DATA SUPPLIED below:
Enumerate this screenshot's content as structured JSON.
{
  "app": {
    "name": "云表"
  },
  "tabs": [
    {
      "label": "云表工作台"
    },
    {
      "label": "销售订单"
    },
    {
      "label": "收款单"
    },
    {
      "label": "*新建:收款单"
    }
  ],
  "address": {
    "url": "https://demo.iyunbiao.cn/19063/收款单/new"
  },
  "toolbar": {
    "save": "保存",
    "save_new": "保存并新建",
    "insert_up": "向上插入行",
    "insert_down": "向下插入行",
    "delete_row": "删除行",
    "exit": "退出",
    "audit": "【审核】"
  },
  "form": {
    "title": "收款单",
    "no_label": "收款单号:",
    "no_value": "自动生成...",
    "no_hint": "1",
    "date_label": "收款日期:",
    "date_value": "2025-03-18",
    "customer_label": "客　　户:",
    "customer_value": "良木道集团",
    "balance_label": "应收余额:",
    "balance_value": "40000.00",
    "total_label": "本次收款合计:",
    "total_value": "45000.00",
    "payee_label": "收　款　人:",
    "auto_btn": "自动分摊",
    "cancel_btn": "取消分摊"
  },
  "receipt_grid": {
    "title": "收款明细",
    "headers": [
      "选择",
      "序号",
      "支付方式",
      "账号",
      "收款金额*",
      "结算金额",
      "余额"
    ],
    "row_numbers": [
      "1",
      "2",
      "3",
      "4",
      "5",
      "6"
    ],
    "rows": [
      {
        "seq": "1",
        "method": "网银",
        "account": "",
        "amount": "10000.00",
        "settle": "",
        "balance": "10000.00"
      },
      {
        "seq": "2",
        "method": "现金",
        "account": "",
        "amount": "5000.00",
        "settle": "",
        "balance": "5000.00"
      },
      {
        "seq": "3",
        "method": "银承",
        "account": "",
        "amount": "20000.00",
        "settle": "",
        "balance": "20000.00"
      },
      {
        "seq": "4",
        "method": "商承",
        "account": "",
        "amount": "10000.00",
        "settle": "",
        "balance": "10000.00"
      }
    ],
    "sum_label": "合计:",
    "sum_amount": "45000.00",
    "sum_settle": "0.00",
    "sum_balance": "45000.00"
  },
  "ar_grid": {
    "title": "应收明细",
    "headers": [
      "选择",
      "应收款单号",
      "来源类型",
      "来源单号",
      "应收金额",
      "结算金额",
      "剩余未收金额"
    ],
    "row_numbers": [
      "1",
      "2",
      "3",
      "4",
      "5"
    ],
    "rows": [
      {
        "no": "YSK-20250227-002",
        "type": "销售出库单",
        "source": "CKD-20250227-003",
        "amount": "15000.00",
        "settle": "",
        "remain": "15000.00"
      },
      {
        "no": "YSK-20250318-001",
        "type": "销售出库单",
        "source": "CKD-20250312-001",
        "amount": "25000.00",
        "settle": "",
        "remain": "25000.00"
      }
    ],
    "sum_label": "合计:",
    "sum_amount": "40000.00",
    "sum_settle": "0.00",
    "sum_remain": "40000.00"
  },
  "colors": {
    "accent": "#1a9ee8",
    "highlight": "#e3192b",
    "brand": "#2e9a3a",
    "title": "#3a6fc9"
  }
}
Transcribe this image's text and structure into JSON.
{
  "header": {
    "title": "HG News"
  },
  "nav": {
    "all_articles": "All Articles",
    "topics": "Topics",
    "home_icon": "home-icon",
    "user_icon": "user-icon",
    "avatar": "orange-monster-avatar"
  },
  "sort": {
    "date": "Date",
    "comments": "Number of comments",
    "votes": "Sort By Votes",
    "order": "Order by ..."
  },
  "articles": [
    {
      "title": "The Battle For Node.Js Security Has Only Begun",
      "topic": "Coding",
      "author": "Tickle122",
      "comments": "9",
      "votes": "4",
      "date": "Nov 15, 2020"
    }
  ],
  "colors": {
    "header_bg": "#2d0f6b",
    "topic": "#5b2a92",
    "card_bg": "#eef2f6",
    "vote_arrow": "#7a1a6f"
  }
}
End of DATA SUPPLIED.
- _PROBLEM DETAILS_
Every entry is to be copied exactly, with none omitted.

- _REPLY TO THE EXERCISE_
Enumerate this screenshot's content as structured JSON.
{
  "app": {
    "name": "云表"
  },
  "tabs": [
    {
      "label": "云表工作台"
    },
    {
      "label": "销售订单"
    },
    {
      "label": "收款单"
    },
    {
      "label": "*新建:收款单"
    }
  ],
  "address": {
    "url": "https://demo.iyunbiao.cn/19063/收款单/new"
  },
  "toolbar": {
    "save": "保存",
    "save_new": "保存并新建",
    "insert_up": "向上插入行",
    "insert_down": "向下插入行",
    "delete_row": "删除行",
    "exit": "退出",
    "audit": "【审核】"
  },
  "form": {
    "title": "收款单",
    "no_label": "收款单号:",
    "no_value": "自动生成...",
    "no_hint": "1",
    "date_label": "收款日期:",
    "date_value": "2025-03-18",
    "customer_label": "客　　户:",
    "customer_value": "良木道集团",
    "balance_label": "应收余额:",
    "balance_value": "40000.00",
    "total_label": "本次收款合计:",
    "total_value": "45000.00",
    "payee_label": "收　款　人:",
    "auto_btn": "自动分摊",
    "cancel_btn": "取消分摊"
  },
  "receipt_grid": {
    "title": "收款明细",
    "headers": [
      "选择",
      "序号",
      "支付方式",
      "账号",
      "收款金额*",
      "结算金额",
      "余额"
    ],
    "row_numbers": [
      "1",
      "2",
      "3",
      "4",
      "5",
      "6"
    ],
    "rows": [
      {
        "seq": "1",
        "method": "网银",
        "account": "",
        "amount": "10000.00",
        "settle": "",
        "balance": "10000.00"
      },
      {
        "seq": "2",
        "method": "现金",
        "account": "",
        "amount": "5000.00",
        "settle": "",
        "balance": "5000.00"
      },
      {
        "seq": "3",
        "method": "银承",
        "account": "",
        "amount": "20000.00",
        "settle": "",
        "balance": "20000.00"
      },
      {
        "seq": "4",
        "method": "商承",
        "account": "",
        "amount": "10000.00",
        "settle": "",
        "balance": "10000.00"
      }
    ],
    "sum_label": "合计:",
    "sum_amount": "45000.00",
    "sum_settle": "0.00",
    "sum_balance": "45000.00"
  },
  "ar_grid": {
    "title": "应收明细",
    "headers": [
      "选择",
      "应收款单号",
      "来源类型",
      "来源单号",
      "应收金额",
      "结算金额",
      "剩余未收金额"
    ],
    "row_numbers": [
      "1",
      "2",
      "3",
      "4",
      "5"
    ],
    "rows": [
      {
        "no": "YSK-20250227-002",
        "type": "销售出库单",
        "source": "CKD-20250227-003",
        "amount": "15000.00",
        "settle": "",
        "remain": "15000.00"
      },
      {
        "no": "YSK-20250318-001",
        "type": "销售出库单",
        "source": "CKD-20250312-001",
        "amount": "25000.00",
        "settle": "",
        "remain": "25000.00"
      }
    ],
    "sum_label": "合计:",
    "sum_amount": "40000.00",
    "sum_settle": "0.00",
    "sum_remain": "40000.00"
  },
  "colors": {
    "accent": "#1a9ee8",
    "highlight": "#e3192b",
    "brand": "#2e9a3a",
    "title": "#3a6fc9"
  }
}
Transcribe this image's text and structure into JSON.
{
  "header": {
    "title": "HG News"
  },
  "nav": {
    "all_articles": "All Articles",
    "topics": "Topics",
    "home_icon": "home-icon",
    "user_icon": "user-icon",
    "avatar": "orange-monster-avatar"
  },
  "sort": {
    "date": "Date",
    "comments": "Number of comments",
    "votes": "Sort By Votes",
    "order": "Order by ..."
  },
  "articles": [
    {
      "title": "The Battle For Node.Js Security Has Only Begun",
      "topic": "Coding",
      "author": "Tickle122",
      "comments": "9",
      "votes": "4",
      "date": "Nov 15, 2020"
    }
  ],
  "colors": {
    "header_bg": "#2d0f6b",
    "topic": "#5b2a92",
    "card_bg": "#eef2f6",
    "vote_arrow": "#7a1a6f"
  }
}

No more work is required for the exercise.